produced by the Inter-religious Working Group on Extractive Industries for the first Sunday of Lent
Today's first reading takes place after the destructive waters of the flood have subsided. We hear God saying this to those who found salvation on the ark: “I am now establishing my covenant with you [Noah] and your descendants after you and with every living creature that was with you” (Genesis 9: 9-10). God establishes many covenants throughout scripture and all of them have two things in common: God makes a promise, and brings those within the covenant closer to God. In today's reading, we see God’s desire to be closer to Noah and his descendants (which are all of us) and to all creation.
Sometimes we forget that humans are not alone on this planet. We share it with hundreds of millions of other plants and animals, each of them created by God. Scripture speaks often of God’s love for creation.
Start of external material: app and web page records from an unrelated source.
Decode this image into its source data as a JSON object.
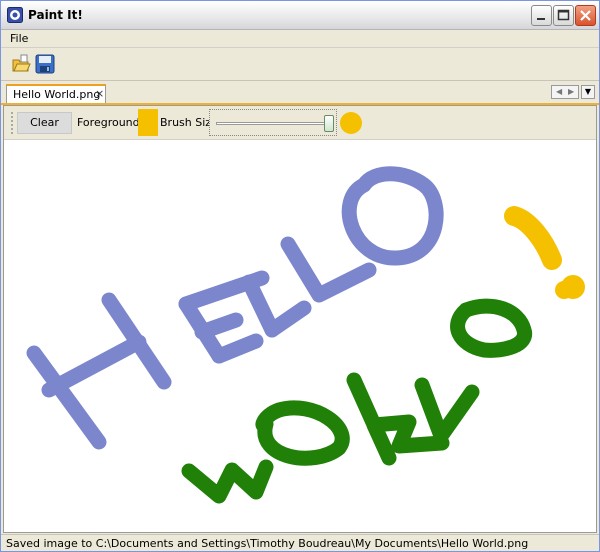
{
  "window": {
    "title": "Paint It!",
    "app_icon": "paint-app-icon",
    "controls": [
      "minimize-icon",
      "maximize-icon",
      "close-icon"
    ]
  },
  "menu": {
    "items": [
      {
        "label": "File"
      }
    ]
  },
  "toolbar": {
    "buttons": [
      {
        "name": "open-file-button",
        "icon": "open-folder-icon"
      },
      {
        "name": "save-file-button",
        "icon": "floppy-disk-icon"
      }
    ]
  },
  "tabs": [
    {
      "label": "Hello World.png",
      "active": true,
      "close_glyph": "×"
    }
  ],
  "tab_nav": {
    "left": "◀",
    "right": "▶",
    "dropdown": "▼"
  },
  "paint_toolbar": {
    "clear_label": "Clear",
    "foreground_label": "Foreground",
    "foreground_color": "#f5c000",
    "brush_size_label": "Brush Size",
    "brush_size_fraction": 0.97,
    "brush_preview_color": "#f5c000"
  },
  "canvas": {
    "strokes": [
      {
        "color": "#7b86cc",
        "label": "Hello"
      },
      {
        "color": "#208008",
        "label": "World"
      },
      {
        "color": "#f5c000",
        "label": "!"
      }
    ]
  },
  "status": {
    "text": "Saved image to C:\\Documents and Settings\\Timothy Boudreau\\My Documents\\Hello World.png"
  }
}
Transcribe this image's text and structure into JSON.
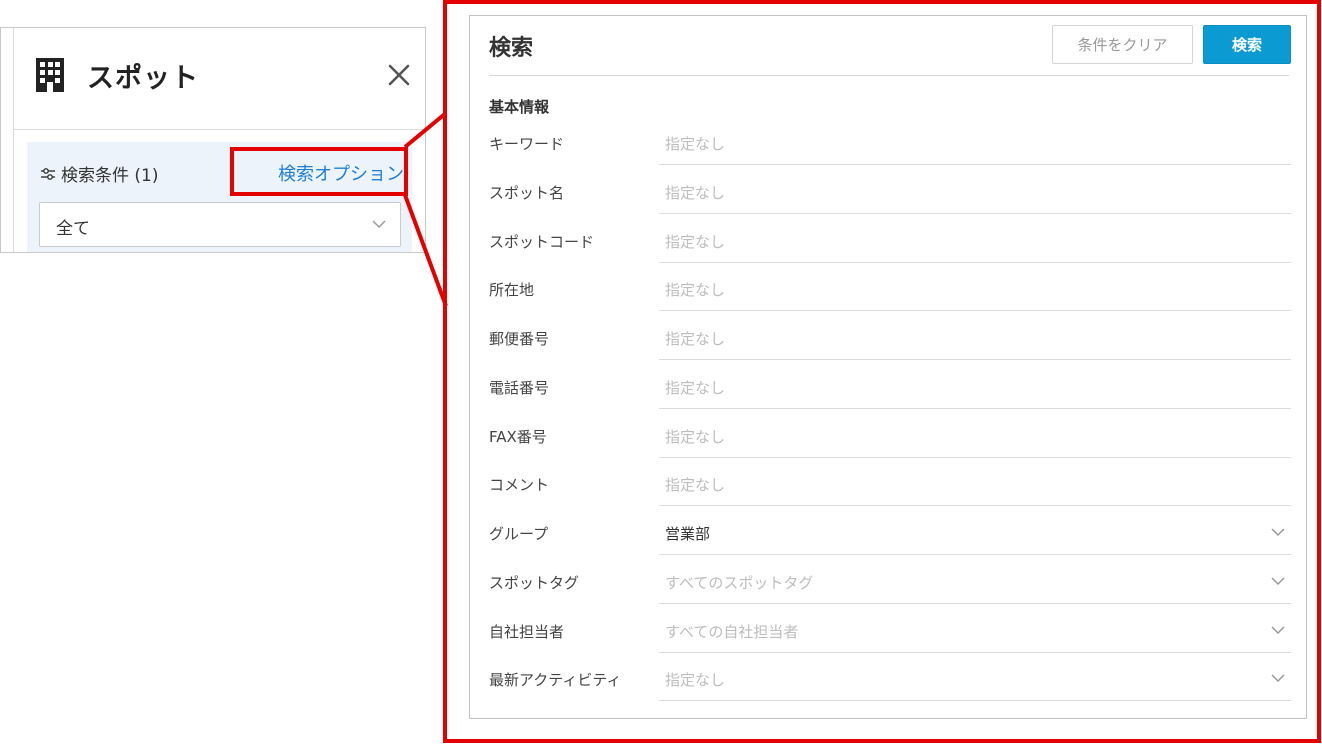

The Psalms remind us that God “know[s] every bird in the heights” (Psalm 50: 11) and that God “is good to all, compassionate toward all [God’s] works” (Psalm 145: 9).
God wants to be close to all creation, and as made clear by the covenant with Noah, God wants humans to be close to all creation too. In today's Gospel, we see Jesus doing just that: “The Spirit drove Jesus out into the desert, and he remained in the desert for forty days, tempted by Satan. He was among wild beasts, and the angels ministered to him” (Mark 1: 13). As Jesus begins preparing for his Earthly ministry, the Gospel tells us that he wasn’t alone. God’s creatures accompanied him. Even as Jesus was being tempted by the Devil, God’s creatures stayed by his side.
Extractives industries take a huge toll on creation’s wellbeing, leading to contamination and hurting ecosystems and the creatures that live there. As one example, the BP oil spill of 2010, and the chemicals used in the cleanup process, caused severe animal mutation. Scientists and fishermen (who depend on their catch for their livelihood) discovered shrimp born without eyes or eye sockets, fish with lesions and oozing sores, and crabs born without claws. Those chemicals also killed marine plant-life and accelerated beach erosion.
The Catechism teaches us that “each creature possesses its own particular goodness and perfection. Each of the various creatures, willed in its own being, reflects in its own ways a ray of God’s infinite wisdom and goodness. [Humankind] must therefore respect the particular goodness of every creature, to avoid any disordered use of things.”
Like Jesus in the desert, St. Francis of Assisi understood that he was related to all creatures. His “response to the world around him was so much more than intellectual appreciation or economic calculus, for to him each and every creature was a sister united to him by bonds of affection.”
As we reflect on today's readings and our own lives, how might we better honor the covenant made between God, humans, and the whole of creation?
Each Monday during Lent, the Columban Center will feature the weekly reflections written by the Inter-religious Working Group on Extractive Industries for their 2018 Lenten Creation Care Calendar. This calendar is an invitation to use the season of Lent to grow closer to creation and to stand in solidarity with the vulnerable communities impacted by extractive industries.
The Inter-religious Working Group on Extractive Industries is a Washington, DC based coalition of faith, human rights, and environmental organizations concerned about the negative impacts of extractive industries on creation, which includes both the human and natural world. Columban communities around the world, from the Philippines to Myanmar in Asia to Chile and Peru in the Americas, are impacted by the damaging consequences of extractive industries.